● **WHAT THE EXERCISE ASKS**: Check the entries below for lines with "this"; report only how many there are.

● **EXTRACTED MATERIAL**:
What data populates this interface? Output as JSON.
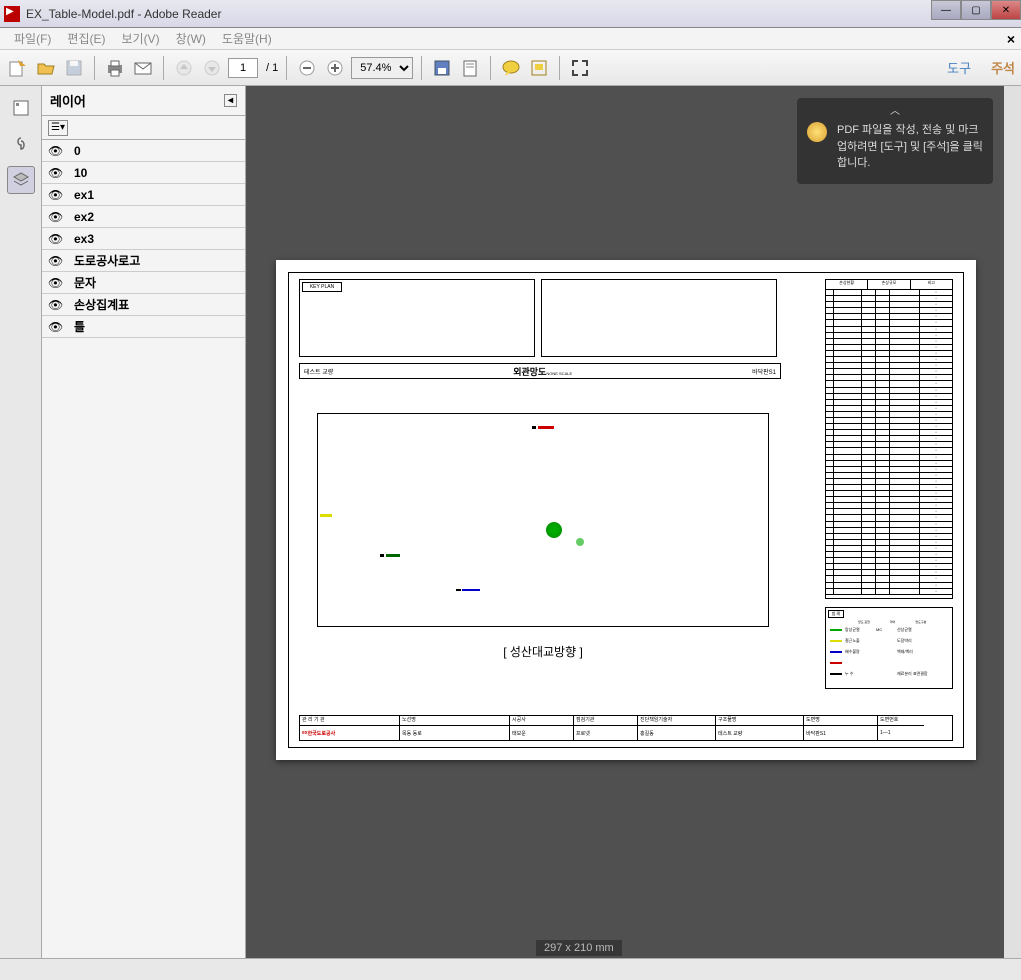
{
  "window": {
    "title": "EX_Table-Model.pdf - Adobe Reader"
  },
  "menu": {
    "file": "파일(F)",
    "edit": "편집(E)",
    "view": "보기(V)",
    "window": "창(W)",
    "help": "도움말(H)"
  },
  "toolbar": {
    "page_current": "1",
    "page_total": "/ 1",
    "zoom": "57.4%",
    "tools_link": "도구",
    "annotate_link": "주석"
  },
  "tooltip": {
    "text": "PDF 파일을 작성, 전송 및 마크업하려면 [도구] 및 [주석]을 클릭합니다."
  },
  "layers": {
    "panel_title": "레이어",
    "items": [
      "0",
      "10",
      "ex1",
      "ex2",
      "ex3",
      "도로공사로고",
      "문자",
      "손상집계표",
      "틀"
    ]
  },
  "doc": {
    "size_label": "297 x 210 mm",
    "keyplan_label": "KEY PLAN",
    "title_left": "테스트 교량",
    "title_center": "외관망도",
    "title_center_sub": "NONE SCALE",
    "title_right": "바닥판S1",
    "plan_caption": "[ 성산대교방향 ]",
    "side_table": {
      "title_left": "손상현황",
      "title_right": "손상규모",
      "title_note": "비고",
      "rows_count": 50
    },
    "legend": {
      "title": "범 례",
      "headers": [
        "망도 표현",
        "약어",
        "망도구분"
      ],
      "items": [
        {
          "label": "망상균열",
          "abbr": "MC",
          "cat": "선상균열",
          "color": "#0a0"
        },
        {
          "label": "철근노출",
          "abbr": "",
          "cat": "도장박리",
          "color": "#dd0"
        },
        {
          "label": "배수불량",
          "abbr": "",
          "cat": "백태/백리",
          "color": "#00c"
        },
        {
          "label": "",
          "abbr": "",
          "cat": "",
          "color": "#c00"
        },
        {
          "label": "누 수",
          "abbr": "",
          "cat": "재료분리  표면결함",
          "color": "#000"
        }
      ]
    },
    "bottom": {
      "cells": [
        {
          "h": "관 리 기 관",
          "v": "한국도로공사",
          "w": 100,
          "logo": true
        },
        {
          "h": "노선명",
          "v": "목동 동로",
          "w": 110
        },
        {
          "h": "시공사",
          "v": "태보운",
          "w": 64
        },
        {
          "h": "점검기관",
          "v": "프로넷",
          "w": 64
        },
        {
          "h": "진단책임기술자",
          "v": "홍길동",
          "w": 78
        },
        {
          "h": "구조물명",
          "v": "테스트 교량",
          "w": 88
        },
        {
          "h": "도면명",
          "v": "바닥판S1",
          "w": 74
        },
        {
          "h": "도면번호",
          "v": "1—1",
          "w": 46
        }
      ]
    }
  }
}
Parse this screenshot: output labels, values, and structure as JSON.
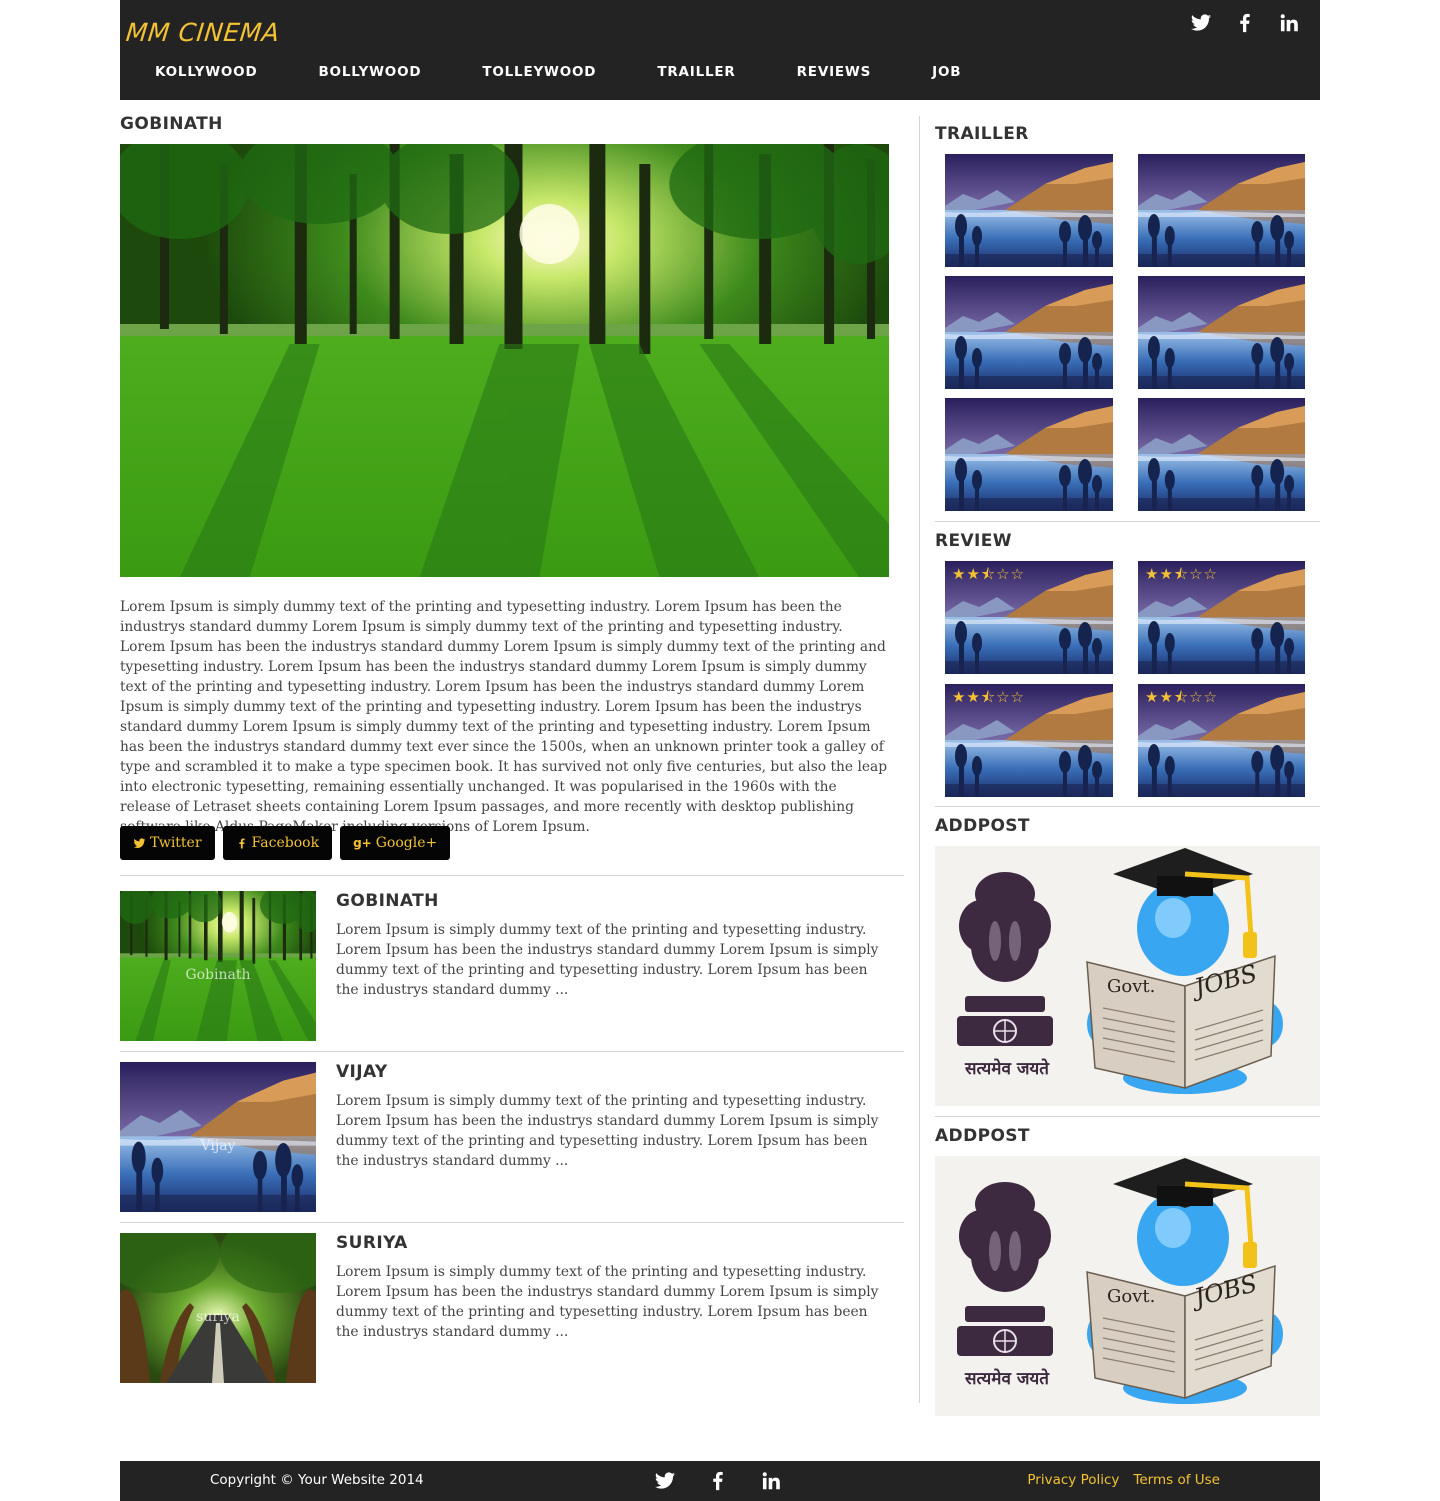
{
  "header": {
    "logo": "MM CINEMA",
    "nav": [
      "KOLLYWOOD",
      "BOLLYWOOD",
      "TOLLEYWOOD",
      "TRAILLER",
      "REVIEWS",
      "JOB"
    ],
    "social_icons": [
      "twitter-icon",
      "facebook-icon",
      "linkedin-icon"
    ]
  },
  "article": {
    "title": "GOBINATH",
    "hero_image": "forest-sunlight",
    "body": "Lorem Ipsum is simply dummy text of the printing and typesetting industry. Lorem Ipsum has been the industrys standard dummy Lorem Ipsum is simply dummy text of the printing and typesetting industry. Lorem Ipsum has been the industrys standard dummy Lorem Ipsum is simply dummy text of the printing and typesetting industry. Lorem Ipsum has been the industrys standard dummy Lorem Ipsum is simply dummy text of the printing and typesetting industry. Lorem Ipsum has been the industrys standard dummy Lorem Ipsum is simply dummy text of the printing and typesetting industry. Lorem Ipsum has been the industrys standard dummy Lorem Ipsum is simply dummy text of the printing and typesetting industry. Lorem Ipsum has been the industrys standard dummy text ever since the 1500s, when an unknown printer took a galley of type and scrambled it to make a type specimen book. It has survived not only five centuries, but also the leap into electronic typesetting, remaining essentially unchanged. It was popularised in the 1960s with the release of Letraset sheets containing Lorem Ipsum passages, and more recently with desktop publishing software like Aldus PageMaker including versions of Lorem Ipsum.",
    "share": {
      "twitter": "Twitter",
      "facebook": "Facebook",
      "google": "Google+"
    }
  },
  "posts": [
    {
      "title": "GOBINATH",
      "caption": "Gobinath",
      "image": "forest",
      "text": "Lorem Ipsum is simply dummy text of the printing and typesetting industry. Lorem Ipsum has been the industrys standard dummy Lorem Ipsum is simply dummy text of the printing and typesetting industry. Lorem Ipsum has been the industrys standard dummy ..."
    },
    {
      "title": "VIJAY",
      "caption": "Vijay",
      "image": "lake",
      "text": "Lorem Ipsum is simply dummy text of the printing and typesetting industry. Lorem Ipsum has been the industrys standard dummy Lorem Ipsum is simply dummy text of the printing and typesetting industry. Lorem Ipsum has been the industrys standard dummy ..."
    },
    {
      "title": "SURIYA",
      "caption": "suriya",
      "image": "road",
      "text": "Lorem Ipsum is simply dummy text of the printing and typesetting industry. Lorem Ipsum has been the industrys standard dummy Lorem Ipsum is simply dummy text of the printing and typesetting industry. Lorem Ipsum has been the industrys standard dummy ..."
    }
  ],
  "sidebar": {
    "trailer_title": "TRAILLER",
    "review_title": "REVIEW",
    "review_rating": 2.5,
    "review_max": 5,
    "ads": [
      {
        "title": "ADDPOST",
        "image_text": "Govt.",
        "image_text2": "JOBS",
        "motto": "सत्यमेव जयते"
      },
      {
        "title": "ADDPOST",
        "image_text": "Govt.",
        "image_text2": "JOBS",
        "motto": "सत्यमेव जयते"
      }
    ]
  },
  "footer": {
    "copyright": "Copyright © Your Website 2014",
    "links": [
      "Privacy Policy",
      "Terms of Use"
    ]
  },
  "colors": {
    "accent": "#f3c234",
    "header_bg": "#232323",
    "button_bg": "#050505"
  }
}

● **REPLY TO THE EXERCISE**: 2